Shared ownership is a way of part-owning, part-renting a property that is designed for people who can’t afford to buy a home outright. It is available through housing associations and there are both government-backed and privately-operated schemes.

With shared ownership, you buy a stake between 25% and 75% of the market value of your property with a mortgage. You pay rent on the remaining share of the property, which is owned by the local housing association.

The rent you pay can be up to 3% of the association’s share of the property value. Shared ownership properties are leasehold properties, meaning you will own the lease on them for a fixed period of time, typically 99 years.

You also have to pay a service charge for the property, which is usually charged on a monthly basis.

Where can I get a shared ownership mortgage?

Not all lenders offer mortgages for shared ownership.
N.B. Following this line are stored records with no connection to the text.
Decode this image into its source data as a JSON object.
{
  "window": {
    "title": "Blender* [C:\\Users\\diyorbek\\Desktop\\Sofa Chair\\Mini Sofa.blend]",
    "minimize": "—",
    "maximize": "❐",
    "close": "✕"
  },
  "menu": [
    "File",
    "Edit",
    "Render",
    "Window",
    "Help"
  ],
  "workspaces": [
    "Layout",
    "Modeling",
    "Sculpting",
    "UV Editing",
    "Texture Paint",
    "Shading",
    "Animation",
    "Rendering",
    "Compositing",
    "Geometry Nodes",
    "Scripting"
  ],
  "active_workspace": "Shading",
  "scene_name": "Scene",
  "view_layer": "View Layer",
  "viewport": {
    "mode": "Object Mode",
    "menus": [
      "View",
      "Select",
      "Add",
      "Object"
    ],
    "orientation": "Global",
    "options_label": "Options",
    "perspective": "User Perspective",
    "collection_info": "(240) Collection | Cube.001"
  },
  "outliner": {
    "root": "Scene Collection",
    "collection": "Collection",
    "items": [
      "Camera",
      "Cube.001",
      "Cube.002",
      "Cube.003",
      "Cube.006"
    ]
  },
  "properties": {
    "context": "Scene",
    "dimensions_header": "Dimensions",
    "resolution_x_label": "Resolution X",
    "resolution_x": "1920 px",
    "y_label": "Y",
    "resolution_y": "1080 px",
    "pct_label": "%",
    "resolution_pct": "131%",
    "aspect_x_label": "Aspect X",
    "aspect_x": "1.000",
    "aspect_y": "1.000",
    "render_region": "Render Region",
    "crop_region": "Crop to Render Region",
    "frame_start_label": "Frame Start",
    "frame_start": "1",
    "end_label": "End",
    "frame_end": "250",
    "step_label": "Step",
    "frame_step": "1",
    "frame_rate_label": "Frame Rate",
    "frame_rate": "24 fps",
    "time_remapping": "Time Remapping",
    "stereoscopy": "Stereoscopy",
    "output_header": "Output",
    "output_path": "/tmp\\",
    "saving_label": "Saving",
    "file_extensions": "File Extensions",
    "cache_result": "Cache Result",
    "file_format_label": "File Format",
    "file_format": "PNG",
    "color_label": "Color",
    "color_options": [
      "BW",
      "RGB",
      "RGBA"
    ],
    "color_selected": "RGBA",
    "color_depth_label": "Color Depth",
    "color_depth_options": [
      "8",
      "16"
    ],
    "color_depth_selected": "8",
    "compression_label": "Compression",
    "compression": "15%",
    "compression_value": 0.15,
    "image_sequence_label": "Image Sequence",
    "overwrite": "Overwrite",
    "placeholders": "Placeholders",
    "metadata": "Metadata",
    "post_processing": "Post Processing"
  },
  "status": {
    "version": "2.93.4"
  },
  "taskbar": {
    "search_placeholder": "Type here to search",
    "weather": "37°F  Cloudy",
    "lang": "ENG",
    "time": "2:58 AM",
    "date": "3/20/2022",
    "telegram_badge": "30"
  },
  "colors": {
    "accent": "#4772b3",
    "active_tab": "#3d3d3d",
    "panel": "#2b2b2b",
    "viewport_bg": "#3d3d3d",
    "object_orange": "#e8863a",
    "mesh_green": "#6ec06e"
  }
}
Some of the major mortgage lenders that do include Nationwide, Santander and Halifax.

You may not be able to borrow 100% of the share you are buying and there may be extra restrictions for buying a new-build property. For example, Santander will only lend first-time buyers 90% of the share they are buying, if it’s a new-build house and 80% if it’s a new-build flat.

The more money you have to put down as a deposit, the better the mortgage deal you will be able to get.

Police Mortgages are recommended by a large number of housing associations as we have a wealth of experience at supporting first time buyers into a shared ownership property.

Shared Ownership FAQs

What shared ownership schemes are available?

There are a range of government schemes under the umbrella title HomeBuy. The best-known is New Build HomeBuy. There are also schemes specifically for social tenants and those who want to first save for a deposit.

Some properties are only available to key workers, such as nurses and teachers, and there are certain criteria you must meet on income, residency and other measures.

Can I buy extra shares in my home later?

Yes. Shared ownership schemes offer you the option of increasing your percentage stake in the equity of your home as and when you can afford to. This is called staircasing. The cost of increasing your share will depend on the value of the property at the time.

To do this you will need to pay for the housing association to carry out a valuation of the property and arrange a mortgage to buy the extra share.

What happens if I want to sell the property?

You can sell your shared ownership property at any time but the housing association has the right to find a buyer for your home, if it still owns a share of it and to buy it back first.

If you bought your home through Social HomeBuy and sell it within five years, you’ll have to pay back all or some of the discount.